Diffing and Merging Models is the main purpose of LemonTree. Since models can be highly connected and concurrent editing can lead to conflicts, LemonTree employs some strategies for handling such cases.
Diffing is a two-stage process.
In the first stage, LemonTree examines the models and quickly determines which elements have changed. The result of this step is a list of elements which may have undergone significant changes, but it's not a conclusive one. Put differently, the result of this operation is a strict superset of the changes in the models.
In the second stage, the elements which may have changed will be examined further.
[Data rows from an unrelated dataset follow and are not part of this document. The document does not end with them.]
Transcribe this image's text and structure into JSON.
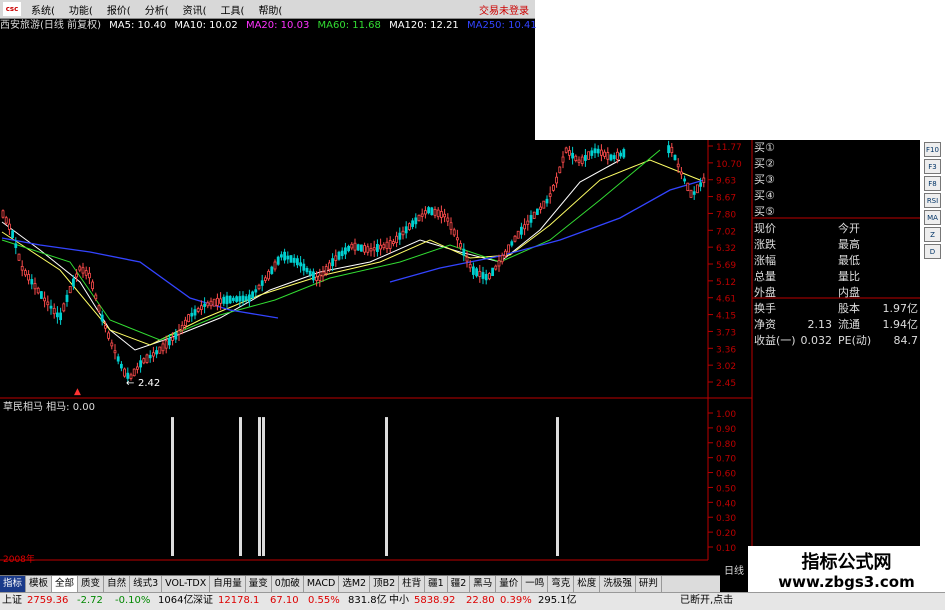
{
  "menubar": {
    "logo": "csc",
    "items": [
      "系统(",
      "功能(",
      "报价(",
      "分析(",
      "资讯(",
      "工具(",
      "帮助("
    ],
    "trade_status": "交易未登录"
  },
  "infoline": {
    "stock": "西安旅游(日线 前复权)",
    "ma": [
      {
        "label": "MA5: 10.40",
        "color": "#ffffff"
      },
      {
        "label": "MA10: 10.02",
        "color": "#ffffff"
      },
      {
        "label": "MA20: 10.03",
        "color": "#ff33ff"
      },
      {
        "label": "MA60: 11.68",
        "color": "#33dd33"
      },
      {
        "label": "MA120: 12.21",
        "color": "#ffffff"
      },
      {
        "label": "MA250: 10.41",
        "color": "#3344ff"
      }
    ]
  },
  "price_axis": [
    "11.77",
    "10.70",
    "9.63",
    "8.67",
    "7.80",
    "7.02",
    "6.32",
    "5.69",
    "5.12",
    "4.61",
    "4.15",
    "3.73",
    "3.36",
    "3.02",
    "2.45"
  ],
  "indicator_axis": [
    "1.00",
    "0.90",
    "0.80",
    "0.70",
    "0.60",
    "0.50",
    "0.40",
    "0.30",
    "0.20",
    "0.10"
  ],
  "low_label": "2.42",
  "indicator_title": "草民相马  相马: 0.00",
  "chart_data": {
    "type": "bar",
    "title": "草民相马",
    "signal_positions": [
      172,
      240,
      259,
      263,
      386,
      557
    ],
    "signal_values": [
      1,
      1,
      1,
      1,
      1,
      1
    ],
    "ylim": [
      0,
      1.05
    ]
  },
  "quote_panel": {
    "buy": [
      "买①",
      "买②",
      "买③",
      "买④",
      "买⑤"
    ],
    "rows": [
      {
        "l1": "现价",
        "l2": "今开"
      },
      {
        "l1": "涨跌",
        "l2": "最高"
      },
      {
        "l1": "涨幅",
        "l2": "最低"
      },
      {
        "l1": "总量",
        "l2": "量比"
      },
      {
        "l1": "外盘",
        "l2": "内盘"
      }
    ],
    "stats": [
      {
        "l1": "换手",
        "v1": "",
        "l2": "股本",
        "v2": "1.97亿"
      },
      {
        "l1": "净资",
        "v1": "2.13",
        "l2": "流通",
        "v2": "1.94亿"
      },
      {
        "l1": "收益(一)",
        "v1": "0.032",
        "l2": "PE(动)",
        "v2": "84.7"
      }
    ]
  },
  "toolbar": [
    "F10",
    "F3",
    "F8",
    "RSI",
    "MA",
    "Z",
    "D"
  ],
  "tabs": [
    "指标",
    "模板",
    "全部",
    "质变",
    "自然",
    "线式3",
    "VOL-TDX",
    "自用量",
    "量变",
    "0加破",
    "MACD",
    "选M2",
    "顶B2",
    "柱背",
    "疆1",
    "疆2",
    "黑马",
    "量价",
    "一鸣",
    "弯克",
    "松度",
    "洗极强",
    "研判"
  ],
  "period": "日线",
  "date_axis": "2008年",
  "bottom": {
    "sh_label": "上证",
    "sh_val": "2759.36",
    "sh_chg": "-2.72",
    "sh_pct": "-0.10%",
    "sh_amt": "1064亿",
    "sz_label": "深证",
    "sz_val": "12178.1",
    "sz_chg": "67.10",
    "sz_pct": "0.55%",
    "sz_amt": "831.8亿",
    "zx_label": "中小",
    "zx_val": "5838.92",
    "zx_chg": "22.80",
    "zx_pct": "0.39%",
    "zx_amt": "295.1亿",
    "status": "已断开,点击"
  },
  "watermark": {
    "line1": "指标公式网",
    "line2": "www.zbgs3.com"
  }
}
LemonTree determines which structural changes happened (Moves, Deletes, Additions), and also examines the internals of elements, basically determining what has changed for each element.
This is also the stage where conflicts will be detected.
Conflicts are detected when changes in both branches are not reconcilable.
Conflict detection is currently done on single elements, meaning their surrounding is not examined - only the elements and their changes themselves are examined.
In the matrix below you'll find the instances where LemonTree currently detects a conflict, and which version LemonTree will prefer.
|Change Type||Unmodified in A||New in A||Modified in A||Moved in A||Removed in A|
|Unmodified in B||No Conflict||Not Possible||No Conflict||No Conflict||No Conflict|
|New in B||Not Possible||No Conflict (1)||Not Possible||Not Possible||Not Possible|
|Modified in B||No Conflict||Not Possible||Conflict:A (2)||No Conflict||Conflict:B|
|Moved in B||No Conflict||Not Possible||No Conflict||Conflict:A (3)||Conflict:B|
|Removed in B||No Conflict||Not Possible||Conflict:A||Conflict:A||No Conflict|
1) In case the new elements are identical in both models, LemonTree doesn't detect a conflict (since Release 2.1.4). "New-New" scenarios with same GUIDs can happen if parts of the model are imported via .xmi.
2) Only a conflict if there is at least one property which is modified in both models.
3) In case the element is moved to the same location in A and B, LemonTree doesn't detect a conflict.
While the diff is symmetrical, the merge is not. When merging, the conflict resolution step favors the 'A' model.
Although LemonTree can be used as a diff tool, there is the option to merge different versions of models. For this, a diff is performed followed by a conflict resolution step. The result of these steps is the Merge Preview which is a model where changes from both branches have been applied.
In case of a conflict in the diffing step, LemonTree still generates a Merge Preview where it employs some merge strategies to make sure that the resulting model is sound.
After this pre-merge step, the applied changes are analyzed further to find out if...
Problems found here will be corrected, and the model will be analyzed again until no such problems are found.
After this phase, the Merge Preview is ready to be written.
When using LemonTree interactively, you have the option to override the changes LemonTree did to the model by using the GUI. Because LemonTree tries to ensure model consistency after every (interactive) step, some actions may yield surprising results. As an example, if you choose to take a (deleted in the other branch) connector by using the UI functionality to do so, this will also take the elements connected by the connector to ensure that the connector is valid. If such an element has been marked as deleted by the merge algorithm, it will change its state and becomes part of the Merge Preview. Depending on the structure of your project, a tiny change such as this can have a huge impact to the model because the owning elements and other dependencies also have to be taken into account.
We will add some means to visualize the impact of such changes. In the meantime, be careful when you are doing manual changes on potentially very well connected models.
Most elements in models can't exist on their own - they have dependencies to other elements which are existential to this element. We call these dependencies Existential Dependencies.
Examples of existential dependencies are
LemonTree adds these elements if they are required to preserve the integrity of the model.
Some elements in Models are pretty complete on their own, but still have some dependencies which are defining characteristics of that element. We call these dependencies Integral Features.
Examples of integral features are
LemonTree respects such integral features. If you select an element to be part of the merge, for example because it was deleted in one branch and you don't want it to be deleted in the merged model, LemonTree also selects the integral features of this element, so that the element is complete. However, if an integral feature has been deleted in one branch, LemonTree respects this and will not resurrect this element, in contrast to existential dependencies where this feature would have to be resurrected in order to get a valid model.